In the London Review of Book, Malcolm Bull looks at two new studies of genocide, one by Michael Mann and the other by Mark Levene.
Reasoned defences of most genocides can be constructed on the basis of a conjunction of the just war and social exclusion arguments, for if there is an identifiable social group engaged in total war against you, then it has to be neutralised. The Armenian genocide in 1915 was justified on these grounds, for the Armenians were expected to fight with the Russians in the event of an invasion of Anatolia. Stalin’s classicide was an attempt to deal with counter-revolutionary elements who might have sided with the Whites in the event of a renewed civil war or foreign invasion. A defence of the Holocaust might be constructed along the same lines: the attack on Bolshevism was a just war against an outlaw state ‘driven by slavery and the threat of human sacrifice’; it became a total war in which Jews would probably have taken the Soviet side; their pre-emptive internment was therefore a natural precaution, and their execution an unfortunate necessity at a time of ‘supreme emergency’ when the Red Army threatened the Fatherland. If you accept the just war and social exclusion arguments, then these genocides can only be criticised on the basis that they relied on shaky political analysis. They were, in effect, misjudgments, failures of statesmanship, perhaps.

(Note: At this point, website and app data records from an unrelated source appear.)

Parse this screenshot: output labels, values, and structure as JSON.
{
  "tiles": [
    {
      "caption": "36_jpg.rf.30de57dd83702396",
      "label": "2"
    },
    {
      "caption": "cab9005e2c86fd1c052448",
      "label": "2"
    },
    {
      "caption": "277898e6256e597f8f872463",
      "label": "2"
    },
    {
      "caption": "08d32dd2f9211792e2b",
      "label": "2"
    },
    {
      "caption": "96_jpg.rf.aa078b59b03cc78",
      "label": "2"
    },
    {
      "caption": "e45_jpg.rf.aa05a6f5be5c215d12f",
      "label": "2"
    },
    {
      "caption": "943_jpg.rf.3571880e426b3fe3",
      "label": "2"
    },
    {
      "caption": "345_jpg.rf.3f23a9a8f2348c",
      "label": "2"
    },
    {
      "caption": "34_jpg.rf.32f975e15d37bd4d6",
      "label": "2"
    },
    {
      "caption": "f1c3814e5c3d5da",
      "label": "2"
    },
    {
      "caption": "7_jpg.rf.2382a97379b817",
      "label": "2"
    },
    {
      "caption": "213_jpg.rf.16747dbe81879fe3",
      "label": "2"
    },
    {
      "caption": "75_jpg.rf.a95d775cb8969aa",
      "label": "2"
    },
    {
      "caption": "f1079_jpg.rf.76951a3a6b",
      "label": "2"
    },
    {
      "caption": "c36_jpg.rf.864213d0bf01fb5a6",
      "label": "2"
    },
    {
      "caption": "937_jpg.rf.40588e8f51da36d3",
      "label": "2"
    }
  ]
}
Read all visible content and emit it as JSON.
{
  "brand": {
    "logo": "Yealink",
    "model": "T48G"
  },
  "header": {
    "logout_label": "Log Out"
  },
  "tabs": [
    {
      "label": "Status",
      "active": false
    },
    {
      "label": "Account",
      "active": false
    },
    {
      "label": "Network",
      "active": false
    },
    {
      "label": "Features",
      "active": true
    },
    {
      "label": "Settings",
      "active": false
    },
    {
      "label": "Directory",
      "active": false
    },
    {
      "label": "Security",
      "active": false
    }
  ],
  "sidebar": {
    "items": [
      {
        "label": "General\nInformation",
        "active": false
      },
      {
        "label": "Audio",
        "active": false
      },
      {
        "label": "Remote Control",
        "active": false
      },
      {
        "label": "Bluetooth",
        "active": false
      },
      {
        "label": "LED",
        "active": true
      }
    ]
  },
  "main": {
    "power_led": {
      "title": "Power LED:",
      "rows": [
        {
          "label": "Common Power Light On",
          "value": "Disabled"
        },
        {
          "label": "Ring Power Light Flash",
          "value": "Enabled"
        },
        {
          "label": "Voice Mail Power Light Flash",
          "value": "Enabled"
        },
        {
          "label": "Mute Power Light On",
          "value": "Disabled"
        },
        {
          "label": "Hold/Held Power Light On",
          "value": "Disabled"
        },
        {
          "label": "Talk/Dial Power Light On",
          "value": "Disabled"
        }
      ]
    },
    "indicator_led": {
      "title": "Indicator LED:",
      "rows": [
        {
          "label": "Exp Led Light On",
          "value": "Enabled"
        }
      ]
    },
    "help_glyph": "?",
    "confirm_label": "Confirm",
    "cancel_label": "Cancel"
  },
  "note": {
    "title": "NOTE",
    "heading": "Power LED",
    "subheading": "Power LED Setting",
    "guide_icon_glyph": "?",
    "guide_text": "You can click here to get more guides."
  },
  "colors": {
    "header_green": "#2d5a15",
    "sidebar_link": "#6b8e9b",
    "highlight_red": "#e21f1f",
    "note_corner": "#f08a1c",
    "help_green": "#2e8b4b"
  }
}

These are not hypothetical arguments. Orhan Pamuk was until recently awaiting trial for affirming the existence of an Armenian genocide, while the president of Iran has cast doubt on the Holocaust, and floated the idea of relocating the state of Israel in Central Europe. Mann and Levene both see genocide as a modern practice coextensive with the rise of the West, and imply that the Middle East has been relatively insulated from this historical pattern. But as war and democracy march hand in hand into the region, that may change. On Mann’s analysis, the chances of some sort of genocide must be quite high. According to him, murderous ethnic cleansing takes place where the demos is equated with the ethnos. Young democracies are particularly at risk, especially those where ethnicity trumps class as the primary means of social classification. The danger zone is reached when two groups claim the same territory, and they reach the brink either when the weaker group fights rather than submits (perhaps believing it has outside support) or when the stronger thinks it can act with impunity. Genocides do not occur in stable, peaceful environments, but at moments of crisis when the state is in danger. So societies only go over the brink when the perpetrators of the genocide are radicalised by war.